[[ Source material, beginning ]]
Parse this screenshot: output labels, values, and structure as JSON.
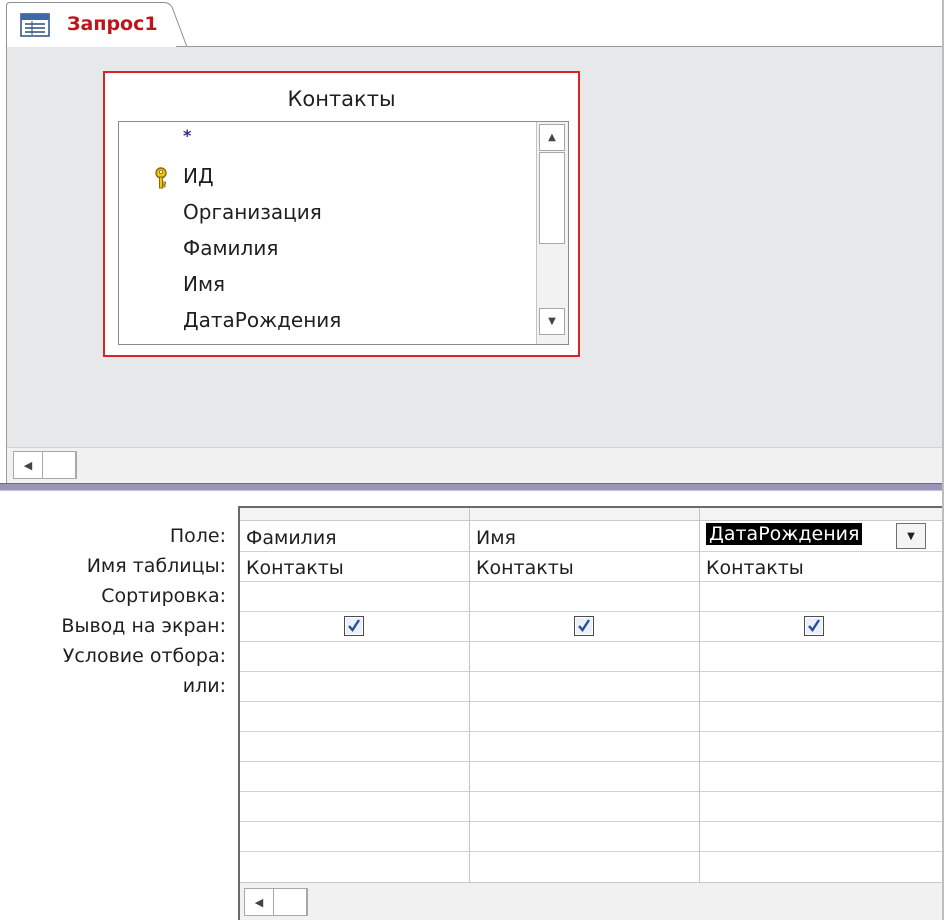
{
  "tab": {
    "title": "Запрос1",
    "icon": "query-icon"
  },
  "table_box": {
    "title": "Контакты",
    "fields": [
      {
        "label": "*",
        "primary_key": false
      },
      {
        "label": "ИД",
        "primary_key": true
      },
      {
        "label": "Организация",
        "primary_key": false
      },
      {
        "label": "Фамилия",
        "primary_key": false
      },
      {
        "label": "Имя",
        "primary_key": false
      },
      {
        "label": "ДатаРождения",
        "primary_key": false
      }
    ],
    "key_icon": "key-icon",
    "border_color": "#d9232a"
  },
  "grid": {
    "row_labels": {
      "field": "Поле:",
      "table": "Имя таблицы:",
      "sort": "Сортировка:",
      "show": "Вывод на экран:",
      "criteria": "Условие отбора:",
      "or": "или:"
    },
    "columns": [
      {
        "field": "Фамилия",
        "table": "Контакты",
        "sort": "",
        "show": true,
        "selected": false
      },
      {
        "field": "Имя",
        "table": "Контакты",
        "sort": "",
        "show": true,
        "selected": false
      },
      {
        "field": "ДатаРождения",
        "table": "Контакты",
        "sort": "",
        "show": true,
        "selected": true
      }
    ]
  },
  "icons": {
    "scroll_left": "arrow-left-icon",
    "scroll_up": "arrow-up-icon",
    "scroll_down": "arrow-down-icon",
    "dropdown": "chevron-down-icon",
    "checkbox": "checkmark-icon"
  }
}
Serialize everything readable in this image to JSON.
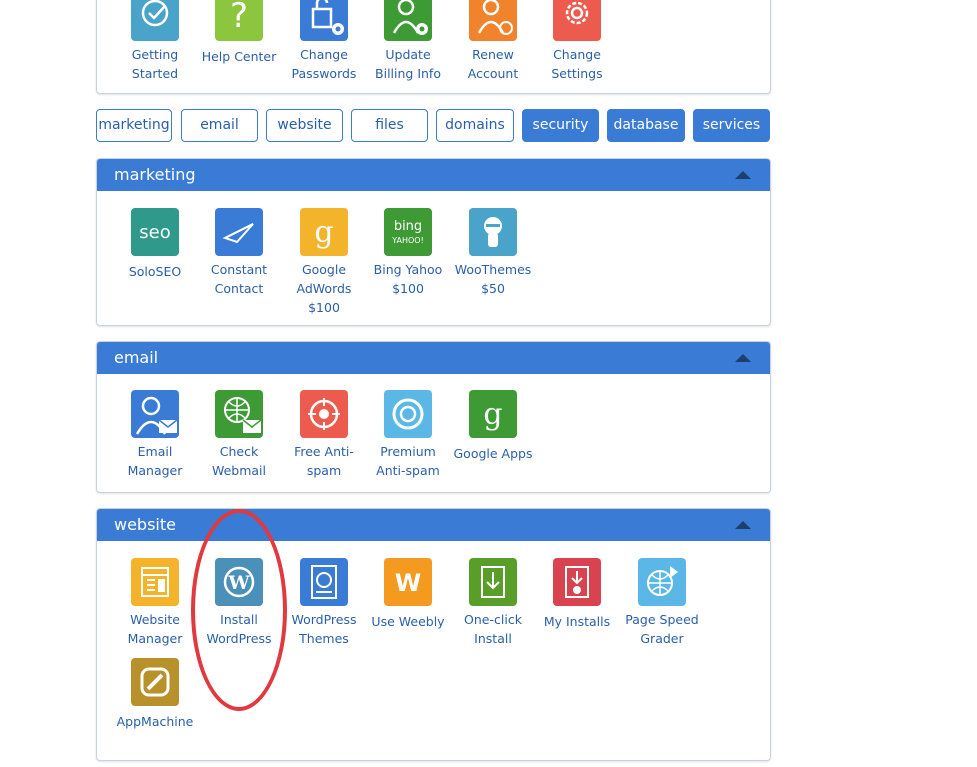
{
  "top_panel": {
    "items": [
      {
        "label_1": "Getting",
        "label_2": "Started",
        "icon": "checkmark-icon",
        "color": "#4aa3c9"
      },
      {
        "label_1": "Help Center",
        "label_2": "",
        "icon": "question-icon",
        "color": "#8cc63f"
      },
      {
        "label_1": "Change",
        "label_2": "Passwords",
        "icon": "lock-gear-icon",
        "color": "#3a7bd5"
      },
      {
        "label_1": "Update",
        "label_2": "Billing Info",
        "icon": "user-gear-icon",
        "color": "#3d9a35"
      },
      {
        "label_1": "Renew",
        "label_2": "Account",
        "icon": "user-refresh-icon",
        "color": "#f1832d"
      },
      {
        "label_1": "Change",
        "label_2": "Settings",
        "icon": "gear-icon",
        "color": "#ec5b4d"
      }
    ]
  },
  "tabs": [
    {
      "label": "marketing",
      "style": "outline"
    },
    {
      "label": "email",
      "style": "outline"
    },
    {
      "label": "website",
      "style": "outline"
    },
    {
      "label": "files",
      "style": "outline"
    },
    {
      "label": "domains",
      "style": "outline"
    },
    {
      "label": "security",
      "style": "filled"
    },
    {
      "label": "database",
      "style": "filled"
    },
    {
      "label": "services",
      "style": "filled"
    }
  ],
  "marketing": {
    "title": "marketing",
    "items": [
      {
        "label_1": "SoloSEO",
        "label_2": "",
        "label_3": "",
        "icon_text": "seo",
        "icon": "seo-icon",
        "color": "#2f9a8c"
      },
      {
        "label_1": "Constant",
        "label_2": "Contact",
        "label_3": "",
        "icon": "paper-plane-icon",
        "color": "#3a7bd5"
      },
      {
        "label_1": "Google",
        "label_2": "AdWords",
        "label_3": "$100",
        "icon_text": "g",
        "icon": "google-adwords-icon",
        "color": "#f3b42c"
      },
      {
        "label_1": "Bing Yahoo",
        "label_2": "$100",
        "label_3": "",
        "icon_text_1": "bing",
        "icon_text_2": "YAHOO!",
        "icon": "bing-yahoo-icon",
        "color": "#3d9a35"
      },
      {
        "label_1": "WooThemes",
        "label_2": "$50",
        "label_3": "",
        "icon": "ninja-icon",
        "color": "#4aa3c9"
      }
    ]
  },
  "email": {
    "title": "email",
    "items": [
      {
        "label_1": "Email",
        "label_2": "Manager",
        "icon": "user-mail-icon",
        "color": "#3a7bd5"
      },
      {
        "label_1": "Check",
        "label_2": "Webmail",
        "icon": "globe-mail-icon",
        "color": "#3d9a35"
      },
      {
        "label_1": "Free Anti-",
        "label_2": "spam",
        "icon": "target-icon",
        "color": "#ec5b4d"
      },
      {
        "label_1": "Premium",
        "label_2": "Anti-spam",
        "icon": "shield-ring-icon",
        "color": "#5bb8e6"
      },
      {
        "label_1": "Google Apps",
        "label_2": "",
        "icon_text": "g",
        "icon": "google-apps-icon",
        "color": "#3d9a35"
      }
    ]
  },
  "website": {
    "title": "website",
    "items": [
      {
        "label_1": "Website",
        "label_2": "Manager",
        "icon": "layout-icon",
        "color": "#f3b42c"
      },
      {
        "label_1": "Install",
        "label_2": "WordPress",
        "icon": "wordpress-icon",
        "color": "#4a90b8"
      },
      {
        "label_1": "WordPress",
        "label_2": "Themes",
        "icon": "wordpress-doc-icon",
        "color": "#3a7bd5"
      },
      {
        "label_1": "Use Weebly",
        "label_2": "",
        "icon_text": "W",
        "icon": "weebly-icon",
        "color": "#f39a1f"
      },
      {
        "label_1": "One-click",
        "label_2": "Install",
        "icon": "install-icon",
        "color": "#5a9e2a"
      },
      {
        "label_1": "My Installs",
        "label_2": "",
        "icon": "installs-icon",
        "color": "#d9424f"
      },
      {
        "label_1": "Page Speed",
        "label_2": "Grader",
        "icon": "globe-arrow-icon",
        "color": "#5bb8e6"
      },
      {
        "label_1": "AppMachine",
        "label_2": "",
        "icon": "appmachine-icon",
        "color": "#b8912b"
      }
    ]
  },
  "annotation": {
    "color": "#e0393e",
    "target": "Install WordPress"
  }
}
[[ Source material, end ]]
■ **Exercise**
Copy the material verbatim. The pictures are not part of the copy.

■ **Written response**
Parse this screenshot: output labels, values, and structure as JSON.
{
  "tab": {
    "title": "Запрос1",
    "icon": "query-icon"
  },
  "table_box": {
    "title": "Контакты",
    "fields": [
      {
        "label": "*",
        "primary_key": false
      },
      {
        "label": "ИД",
        "primary_key": true
      },
      {
        "label": "Организация",
        "primary_key": false
      },
      {
        "label": "Фамилия",
        "primary_key": false
      },
      {
        "label": "Имя",
        "primary_key": false
      },
      {
        "label": "ДатаРождения",
        "primary_key": false
      }
    ],
    "key_icon": "key-icon",
    "border_color": "#d9232a"
  },
  "grid": {
    "row_labels": {
      "field": "Поле:",
      "table": "Имя таблицы:",
      "sort": "Сортировка:",
      "show": "Вывод на экран:",
      "criteria": "Условие отбора:",
      "or": "или:"
    },
    "columns": [
      {
        "field": "Фамилия",
        "table": "Контакты",
        "sort": "",
        "show": true,
        "selected": false
      },
      {
        "field": "Имя",
        "table": "Контакты",
        "sort": "",
        "show": true,
        "selected": false
      },
      {
        "field": "ДатаРождения",
        "table": "Контакты",
        "sort": "",
        "show": true,
        "selected": true
      }
    ]
  },
  "icons": {
    "scroll_left": "arrow-left-icon",
    "scroll_up": "arrow-up-icon",
    "scroll_down": "arrow-down-icon",
    "dropdown": "chevron-down-icon",
    "checkbox": "checkmark-icon"
  }
}
Serialize everything readable in this image to JSON.
{
  "top_panel": {
    "items": [
      {
        "label_1": "Getting",
        "label_2": "Started",
        "icon": "checkmark-icon",
        "color": "#4aa3c9"
      },
      {
        "label_1": "Help Center",
        "label_2": "",
        "icon": "question-icon",
        "color": "#8cc63f"
      },
      {
        "label_1": "Change",
        "label_2": "Passwords",
        "icon": "lock-gear-icon",
        "color": "#3a7bd5"
      },
      {
        "label_1": "Update",
        "label_2": "Billing Info",
        "icon": "user-gear-icon",
        "color": "#3d9a35"
      },
      {
        "label_1": "Renew",
        "label_2": "Account",
        "icon": "user-refresh-icon",
        "color": "#f1832d"
      },
      {
        "label_1": "Change",
        "label_2": "Settings",
        "icon": "gear-icon",
        "color": "#ec5b4d"
      }
    ]
  },
  "tabs": [
    {
      "label": "marketing",
      "style": "outline"
    },
    {
      "label": "email",
      "style": "outline"
    },
    {
      "label": "website",
      "style": "outline"
    },
    {
      "label": "files",
      "style": "outline"
    },
    {
      "label": "domains",
      "style": "outline"
    },
    {
      "label": "security",
      "style": "filled"
    },
    {
      "label": "database",
      "style": "filled"
    },
    {
      "label": "services",
      "style": "filled"
    }
  ],
  "marketing": {
    "title": "marketing",
    "items": [
      {
        "label_1": "SoloSEO",
        "label_2": "",
        "label_3": "",
        "icon_text": "seo",
        "icon": "seo-icon",
        "color": "#2f9a8c"
      },
      {
        "label_1": "Constant",
        "label_2": "Contact",
        "label_3": "",
        "icon": "paper-plane-icon",
        "color": "#3a7bd5"
      },
      {
        "label_1": "Google",
        "label_2": "AdWords",
        "label_3": "$100",
        "icon_text": "g",
        "icon": "google-adwords-icon",
        "color": "#f3b42c"
      },
      {
        "label_1": "Bing Yahoo",
        "label_2": "$100",
        "label_3": "",
        "icon_text_1": "bing",
        "icon_text_2": "YAHOO!",
        "icon": "bing-yahoo-icon",
        "color": "#3d9a35"
      },
      {
        "label_1": "WooThemes",
        "label_2": "$50",
        "label_3": "",
        "icon": "ninja-icon",
        "color": "#4aa3c9"
      }
    ]
  },
  "email": {
    "title": "email",
    "items": [
      {
        "label_1": "Email",
        "label_2": "Manager",
        "icon": "user-mail-icon",
        "color": "#3a7bd5"
      },
      {
        "label_1": "Check",
        "label_2": "Webmail",
        "icon": "globe-mail-icon",
        "color": "#3d9a35"
      },
      {
        "label_1": "Free Anti-",
        "label_2": "spam",
        "icon": "target-icon",
        "color": "#ec5b4d"
      },
      {
        "label_1": "Premium",
        "label_2": "Anti-spam",
        "icon": "shield-ring-icon",
        "color": "#5bb8e6"
      },
      {
        "label_1": "Google Apps",
        "label_2": "",
        "icon_text": "g",
        "icon": "google-apps-icon",
        "color": "#3d9a35"
      }
    ]
  },
  "website": {
    "title": "website",
    "items": [
      {
        "label_1": "Website",
        "label_2": "Manager",
        "icon": "layout-icon",
        "color": "#f3b42c"
      },
      {
        "label_1": "Install",
        "label_2": "WordPress",
        "icon": "wordpress-icon",
        "color": "#4a90b8"
      },
      {
        "label_1": "WordPress",
        "label_2": "Themes",
        "icon": "wordpress-doc-icon",
        "color": "#3a7bd5"
      },
      {
        "label_1": "Use Weebly",
        "label_2": "",
        "icon_text": "W",
        "icon": "weebly-icon",
        "color": "#f39a1f"
      },
      {
        "label_1": "One-click",
        "label_2": "Install",
        "icon": "install-icon",
        "color": "#5a9e2a"
      },
      {
        "label_1": "My Installs",
        "label_2": "",
        "icon": "installs-icon",
        "color": "#d9424f"
      },
      {
        "label_1": "Page Speed",
        "label_2": "Grader",
        "icon": "globe-arrow-icon",
        "color": "#5bb8e6"
      },
      {
        "label_1": "AppMachine",
        "label_2": "",
        "icon": "appmachine-icon",
        "color": "#b8912b"
      }
    ]
  },
  "annotation": {
    "color": "#e0393e",
    "target": "Install WordPress"
  }
}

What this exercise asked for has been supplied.